If we remain close to God during our time of discernment, then the vocation that we eventually embrace will lead us to true joy. If, after much prayer and discernment, the standout vocation for you is a scary one, then trust in God. If God is calling you, then there is nothing to fear. Go for it!

  1. Prayer is the foundation to faith

A key aspect of the life of Jesus was that he was a man of prayer. In explaining this aspect of Jesus, I urged parents to encourage their children to pray and for the parents to pray with them because prayer is the foundation to faith.

I reminded them that there is no wrong way to pray and that prayer is an option at any time of day or night. To pray is to open ourselves up to God and to make room for God to move within us.

In today’s world there is too much noise. This noise usually comes from our digital devices. We are always listening or watching or reading or scrolling. We are never encouraged to just sit and be.

For us as Catholics, that point where we just sit and be, are our moments of prayer. Prayer comes in different forms and for a vibrant prayer life we need to encounter them all.

From the prayers of the Church to community prayer, from silent prayer to liturgical celebrations, we are able to find ourselves in moments of prayer. It could be through music, artwork, nature or volunteer work that we find ourselves at prayer.

Our life of prayer is a journey where we are always discovering more about ourselves. This makes sense because as we pray we discover, and as we discover we learn more about who we are and feel the urge to be the people we are called to be.

  1. Christ is paramount

The last lesson is the most important of all. Christ is paramount! All these lessons I have learnt point to one person, Jesus Christ.

Pope Emeritus Benedict XVI in his first encyclical Deus Caritas Est on Christian love summarised being a Christian perfectly in the opening paragraph: “Being Christian is not the result of an ethical choice or a lofty idea, but the encounter with an event, a person, which gives life a new horizon and a decisive direction.”

That person is Jesus Christ. As Catholics we come to know God through His Son, who was born to us as a baby and grew up as a man to provide us with a true example of how best to live our lives.

In any argument I have had with people about the Church being obsolete, I quickly refer them to the person of Jesus and ask if what He teaches is bad or incorrect. Very few can hold a strong argument that what Jesus taught about love and forgiveness and how we should act towards our fellow human beings should be ignored.
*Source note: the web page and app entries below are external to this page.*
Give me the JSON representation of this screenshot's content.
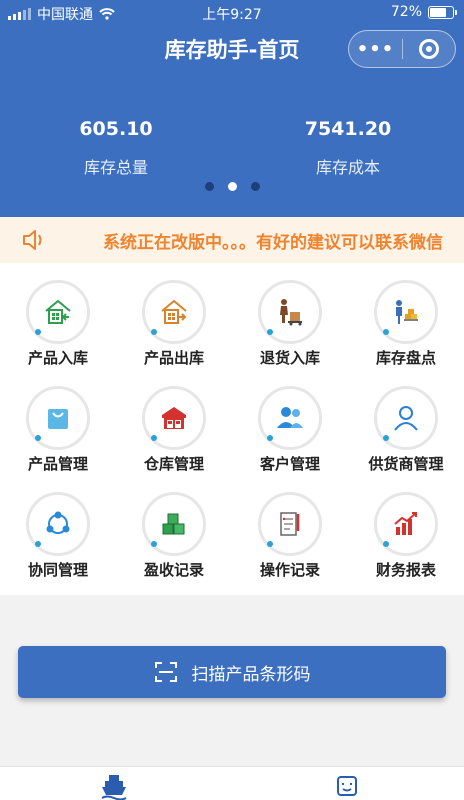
{
  "status_bar": {
    "carrier": "中国联通",
    "time": "上午9:27",
    "battery": "72%",
    "battery_level": 0.72
  },
  "header": {
    "title": "库存助手-首页",
    "capsule": {
      "more_label": "•••"
    },
    "stats": [
      {
        "value": "605.10",
        "label": "库存总量"
      },
      {
        "value": "7541.20",
        "label": "库存成本"
      }
    ],
    "carousel": {
      "pages": 3,
      "active": 2
    }
  },
  "notice": {
    "text": "系统正在改版中。。。有好的建议可以联系微信"
  },
  "menu": [
    {
      "label": "产品入库",
      "icon": "product-inbound-icon"
    },
    {
      "label": "产品出库",
      "icon": "product-outbound-icon"
    },
    {
      "label": "退货入库",
      "icon": "return-inbound-icon"
    },
    {
      "label": "库存盘点",
      "icon": "inventory-count-icon"
    },
    {
      "label": "产品管理",
      "icon": "shopping-bag-icon"
    },
    {
      "label": "仓库管理",
      "icon": "warehouse-icon"
    },
    {
      "label": "客户管理",
      "icon": "customers-icon"
    },
    {
      "label": "供货商管理",
      "icon": "supplier-icon"
    },
    {
      "label": "协同管理",
      "icon": "collaboration-icon"
    },
    {
      "label": "盈收记录",
      "icon": "boxes-icon"
    },
    {
      "label": "操作记录",
      "icon": "checklist-icon"
    },
    {
      "label": "财务报表",
      "icon": "bar-chart-icon"
    }
  ],
  "scan_button": {
    "label": "扫描产品条形码"
  },
  "colors": {
    "primary": "#3d6fc0",
    "notice_text": "#f0832e",
    "notice_bg": "#fdf3e7"
  }
}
In being involved in our local Church, taking on positions of leadership, discerning a vocation and bringing everything back to prayer, we are following in the footsteps of Christ who undertook all of these steps during His life.

Christ provides a model for life and through prayer we are open to the inspiration that Christ will provide.  

All of the 10 lessons I have suggested find their base in the person of Jesus Christ; without Him they make no real sense at all.

  • This article was first published in Melbourne Catholic June 2017 edition.
  • Brendan Lindsay is a former youth ministry director who had three years studying for the priesthood. He is now studying a Masters of Teaching at Australian Catholic University. At 34, he is facing the reality that he is coming towards the end of his young Catholic years and into the next phase. It is a transition which is he is looking forward to. Here he looks back on the main lessons he has learned during his time as a young Catholic.